Aug 17, 2019

North Adams City Council General Government Committee

April 17, 2018
Meetings & Notices

Tuesday April 17, 2018

The General Government Committee will hold a meeting Tuesday April 17th at 5:45 p.m. in City Council Chambers.

1) Approval of minutes

2) Proposed restrictions on single-use plastic bags and polystyrene containers
a) discussion of survey to solicit information from businesses
b) discussion of public input from previous meeting and other communications
c) other discussion about the proposed regulations

For reasons of time, there will be little opportunity for public input during the meeting, though written comments are welcome and encouraged.

Eric Buddington, chairman
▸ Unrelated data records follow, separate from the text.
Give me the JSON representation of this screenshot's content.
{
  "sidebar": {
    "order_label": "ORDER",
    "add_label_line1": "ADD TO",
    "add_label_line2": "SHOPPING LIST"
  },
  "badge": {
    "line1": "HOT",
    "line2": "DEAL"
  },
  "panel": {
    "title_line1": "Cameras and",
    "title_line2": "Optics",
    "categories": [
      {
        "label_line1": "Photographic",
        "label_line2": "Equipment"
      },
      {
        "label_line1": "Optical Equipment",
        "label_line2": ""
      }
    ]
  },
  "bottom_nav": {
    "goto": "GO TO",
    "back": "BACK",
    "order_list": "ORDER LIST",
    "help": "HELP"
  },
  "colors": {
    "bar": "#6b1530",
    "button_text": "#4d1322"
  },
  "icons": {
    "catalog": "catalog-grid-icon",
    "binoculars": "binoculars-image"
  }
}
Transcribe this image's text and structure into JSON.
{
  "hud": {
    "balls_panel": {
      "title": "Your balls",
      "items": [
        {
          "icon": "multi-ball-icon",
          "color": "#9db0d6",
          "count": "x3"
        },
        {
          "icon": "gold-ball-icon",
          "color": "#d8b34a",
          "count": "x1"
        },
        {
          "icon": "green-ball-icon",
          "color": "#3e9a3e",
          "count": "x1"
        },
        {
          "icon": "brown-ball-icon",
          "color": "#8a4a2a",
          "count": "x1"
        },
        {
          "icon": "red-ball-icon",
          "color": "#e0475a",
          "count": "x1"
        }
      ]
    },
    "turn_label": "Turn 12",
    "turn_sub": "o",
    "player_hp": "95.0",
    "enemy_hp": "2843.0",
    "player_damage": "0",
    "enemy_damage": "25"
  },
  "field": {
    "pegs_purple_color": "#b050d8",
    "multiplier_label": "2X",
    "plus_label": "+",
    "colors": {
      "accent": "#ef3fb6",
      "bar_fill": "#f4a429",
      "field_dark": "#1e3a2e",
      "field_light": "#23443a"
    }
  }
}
General Government Commitee, North Adams City Council
April 4, 2018 5:30 pm, City Council Chambers
Members present:
 Eric Buddington, chair
 Rebbecca Cohen
 Paul Hopkins
Eric Buddington chaired the meeting and took minutes. The meeting was
called to order at 5:30 pm.
MOTION by Councilor Hopkins to approve the minutes, seconded by
Counciler Cohen.
VOTED: unanimously, to approve the minutes.
The main agenda item was a ban on single-use plastic bags proposed by
Councilor Buddington.
Councilor Buddington introduced the topic and shared with the Committee
a rst draft of an ordinance to ban single-use plastic bags used by retail
customers to carry purchases.
Councilor Cohen suggested that use of polystyrene foam containers should
also be limited. Councilor Buddington agreed.
Members of the public raised the following concerns:
 Some kinds of degradable plastics break down into small pieces of
nondegradable plastic. Do stores currently distribute this type of bag,
and would they be considered degradable? Councilor Buddington
responded that the proposed ordinance addresses this by requiring
that degradable plastic \contains no polymers derived from fossil
fuels". Councilor Cohen noted that polyethylene particles are
permanent and can move around in the environment.
 Attempts to study the e ects of plastics in people have failed to nd a
control group that did not already have a measureable level in them.
 In the past, plastic windows on envelopes were replaced with
degradable and recyclable material before falling out of use. Perhaps
similar plastics could be used to replace single-use plastic bags.
 A suggestion that the cost of paper bags should not be passed on to
the customer, but rather be borne by the business.
 Paper bags are more expensive than plastic. Stores would have to
pass on the cost to consumers. Paper bags would not hold up to rain.
Paper also has environmental costs. Paper bags often lack handles.
 Requiring a 10 cent charge for bags would encourage customers to
bring reusable bags.
 The Adams Bag Share program has made about 5,000 bags with
handles from reclaimed material, using grommets to attach handles.
The UNO Community Center also has a grommet machine.
 Senior citizens would not have trouble bringing reusable bags to the
 The District of Columbia requires a deposit on bags.
 Tesco in Malaysia provides reusable cloth bags with a printed bar
code, which are scanned at the register to give a smalll credit to the
customer for using the bag.
 In Canada, heavy milk jugs are replaced with lighter plastic bags.
 Other countries should reduce their plastic pollution as well.
 Other kinds of plastics are a problem as well, such as water bottles
and food containers.
 Councilor Harpin relayed that several restaurants are concerned
about the cost for takeout bags.
 Christina Randall of Village Pizza notes that recyclable versions of
plastic food containers are several times more expensive, and some are
not available at all.
 Are there studies showing the economic impact of single-use plastic
 A one-year transition period would ease the burden for stores.
 Councilor Harpin noted that there is state legislation in progress
which may supercede anything passed in North Adams.
 The state law may allow but not require local bans on single-use
plastic bags.
 Stores should collect bags for recycling.
 There are many other kinds of single-use plastic bags, such as product
bags and garbage bags.
 If customers are not planning to shop, they likely will not have
reusable bags with them.
 many people save \single-use" plastic bags at home for re-use.
 Reusable bags may be unsanitary if not washed.
 Schools should reduce plastic use for meals and trash bags. Councilor
Cohen agreed that we should look at reducing plastic use in schools.
 If the costs of compliance are greater than the cost of nes, businesses
might choose to just pay the ne. Can the courts uphold a ne if it's
local ordinance rather than state law?
The Committee agreed that there was not time to discuss the proposal in
detail, and that more input from local businesses was needed to determine
the burden it would place on them. Councilor Cohen agreed to develop a
survey to get better information.
No formal action was taken on the proposal.
VOTED: unanimously, to adjourn at 6:30